My doctor said that my day job helped mask the serious sleep deprivation by giving me structure. I had to get up at the same time each day, without the option of going back to sleep during the day, so I compensated by consuming several caffeinated drinks each day. And, in the evening I was pretty much useless. But at least I was going to work. Once that was gone, I lost my anchor. And giving up soda cut down on how much caffeine I was drinking, which made me more tired —

Why didn’t that help me settle into a good night’s sleep? Because I push myself too hard. I forced myself to be awake to get things done, and compensated in unhealthy ways: more coffee, and overeating. Both of which interfere with sleeping, too. See, caffeine stays in your body up to 24 hours, and when not keeping you awake, it can still keep you from resting, by making you wake up more often during the night.

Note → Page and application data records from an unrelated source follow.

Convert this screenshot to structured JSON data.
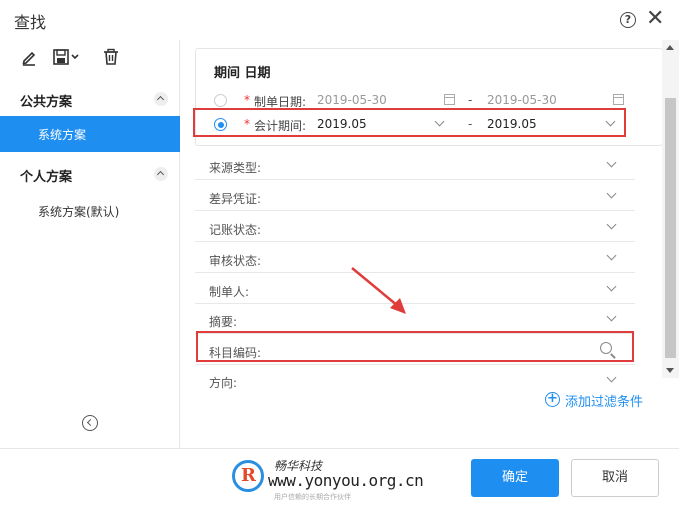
{
  "dialog": {
    "title": "查找",
    "help_icon_glyph": "?",
    "close_icon_glyph": "✕"
  },
  "toolbar": {
    "icons": [
      "edit-icon",
      "save-dropdown-icon",
      "delete-icon"
    ]
  },
  "sidebar": {
    "public_group": {
      "label": "公共方案",
      "items": [
        {
          "label": "系统方案",
          "active": true
        }
      ]
    },
    "personal_group": {
      "label": "个人方案",
      "items": [
        {
          "label": "系统方案(默认)",
          "active": false
        }
      ]
    }
  },
  "period": {
    "title": "期间 日期",
    "doc_date": {
      "required_mark": "*",
      "label": "制单日期:",
      "from": "2019-05-30",
      "to": "2019-05-30",
      "selected": false
    },
    "acct_period": {
      "required_mark": "*",
      "label": "会计期间:",
      "from": "2019.05",
      "to": "2019.05",
      "selected": true
    },
    "separator": "-"
  },
  "filters": [
    {
      "label": "来源类型:",
      "control": "dropdown"
    },
    {
      "label": "差异凭证:",
      "control": "dropdown"
    },
    {
      "label": "记账状态:",
      "control": "dropdown"
    },
    {
      "label": "审核状态:",
      "control": "dropdown"
    },
    {
      "label": "制单人:",
      "control": "dropdown"
    },
    {
      "label": "摘要:",
      "control": "dropdown"
    },
    {
      "label": "科目编码:",
      "control": "search"
    },
    {
      "label": "方向:",
      "control": "dropdown"
    }
  ],
  "add_filter": {
    "plus": "+",
    "label": "添加过滤条件"
  },
  "footer": {
    "confirm_label": "确定",
    "cancel_label": "取消",
    "watermark": {
      "brand_cn": "畅华科技",
      "url": "www.yonyou.org.cn",
      "tagline": "用户信赖的长期合作伙伴"
    }
  },
  "colors": {
    "accent": "#1f8ef1",
    "highlight": "#e03c3c",
    "required": "#ee3333"
  }
}
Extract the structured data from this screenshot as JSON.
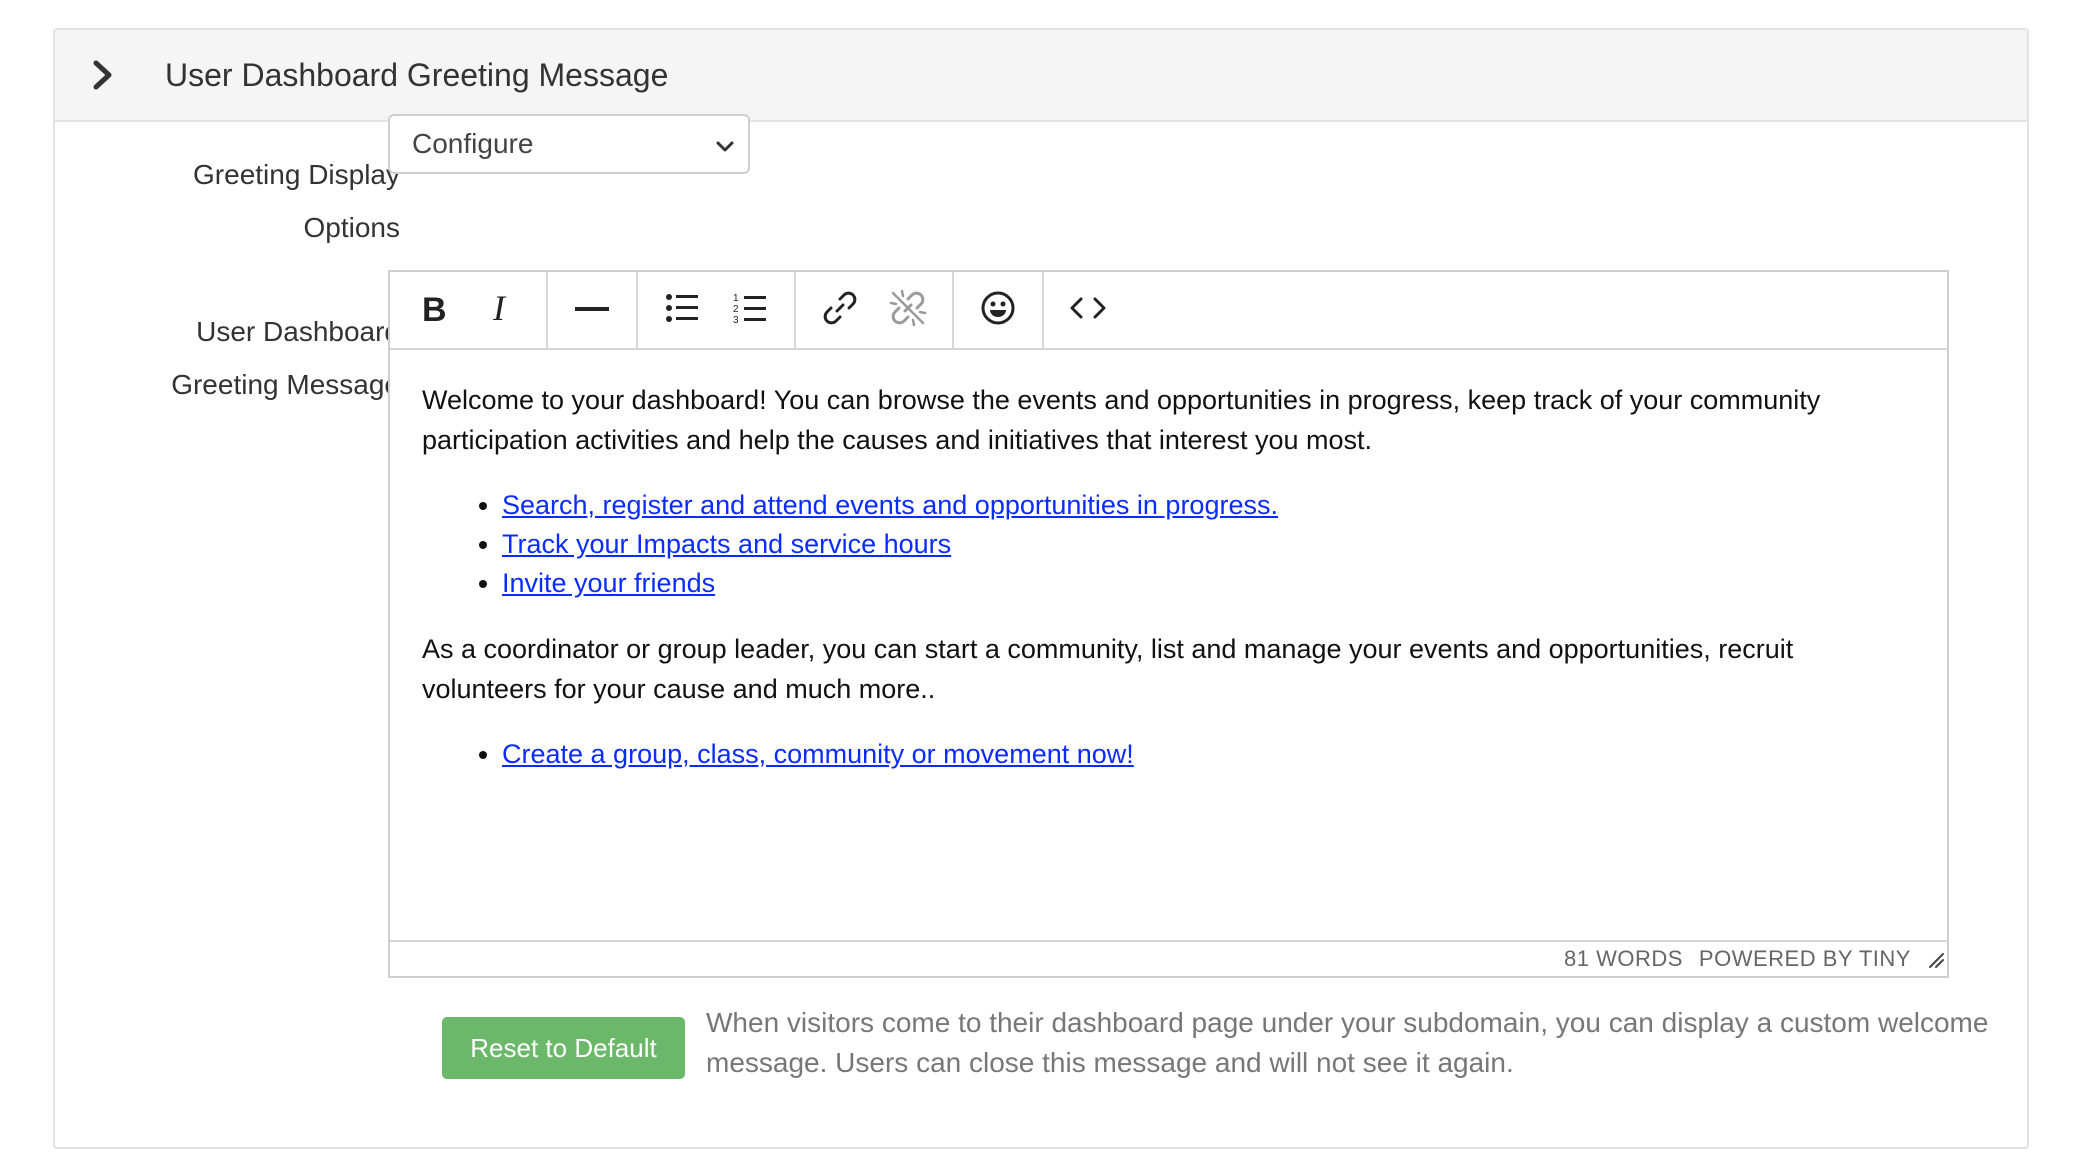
{
  "panel": {
    "title": "User Dashboard Greeting Message"
  },
  "display_options": {
    "label_line1": "Greeting Display",
    "label_line2": "Options",
    "selected": "Configure"
  },
  "greeting_field": {
    "label_line1": "User Dashboard",
    "label_line2": "Greeting Message"
  },
  "toolbar": {
    "icons": [
      "bold-icon",
      "italic-icon",
      "horizontal-rule-icon",
      "bullet-list-icon",
      "numbered-list-icon",
      "link-icon",
      "unlink-icon",
      "emoticon-icon",
      "source-code-icon"
    ]
  },
  "editor": {
    "paragraph1": "Welcome to your dashboard! You can browse the events and opportunities in progress, keep track of your community participation activities and help the causes and initiatives that interest you most.",
    "links1": [
      "Search, register and attend events and opportunities in progress.",
      "Track your Impacts and service hours",
      "Invite your friends"
    ],
    "paragraph2": "As a coordinator or group leader, you can start a community, list and manage your events and opportunities, recruit volunteers for your cause and much more..",
    "links2": [
      "Create a group, class, community or movement now!"
    ],
    "word_count": "81 WORDS",
    "powered_by": "POWERED BY TINY"
  },
  "reset_button": "Reset to Default",
  "help_text": "When visitors come to their dashboard page under your subdomain, you can display a custom welcome message. Users can close this message and will not see it again.",
  "colors": {
    "link": "#0b2cff",
    "reset_button": "#6cb86a",
    "header_bg": "#f5f5f5"
  }
}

The solution is to make a big change, and then give it time to work. (It’s the being patient part I usually have trouble with.) The plan?

1) Get up at the same time every day, even when I’m tired.

2) Go to bed at least 7 hours before the alarm is set to go off. (8 is better.)

3) Start the day with one caffeinated drink. And that’s all. No more! Not at all, not the rest of the day. None.

4) Resist the urge to nap, eat too much, or caffeinate during the day.

5) Whenever possible, if I feel sleepy during the day: exercise.

6) Accept that I am going to be tired for a week, maybe a couple of weeks, until I get settled and my sleep cycle resets.

Now that I’m going back to freelancing, that last one is the hardest. At a day job, if I struggled through sleepily and was a zombie at night, okay, I’m still getting paid. When I work for myself, if I take time off to be a slug, not only do I feel lazy and useless, but I’m not making any money. I can’t afford to take time off.

But I’m going to be 42 this year. I’d like to be just hitting the halfway point of my life, instead of nearing the end — and if I don’t stop the “quick fixes”, who knows how badly that’s affecting my health? I have a chance to turn my life around now that I may not get again any time soon. In that case, it’s an easy choice.

I’m setting my alarm, going to bed early tonight, and getting up on time tomorrow. I’ve got a caramel dessert-like coffee drink waiting in the fridge. I’m giving myself permission to take it easy this weekend, and next week too. Maybe next month, if I have to.

They say you can’t put a price on your health. I’m about to trade my income for my self, and find out.

Leave a Reply

Your email address will not be published. Required fields are marked *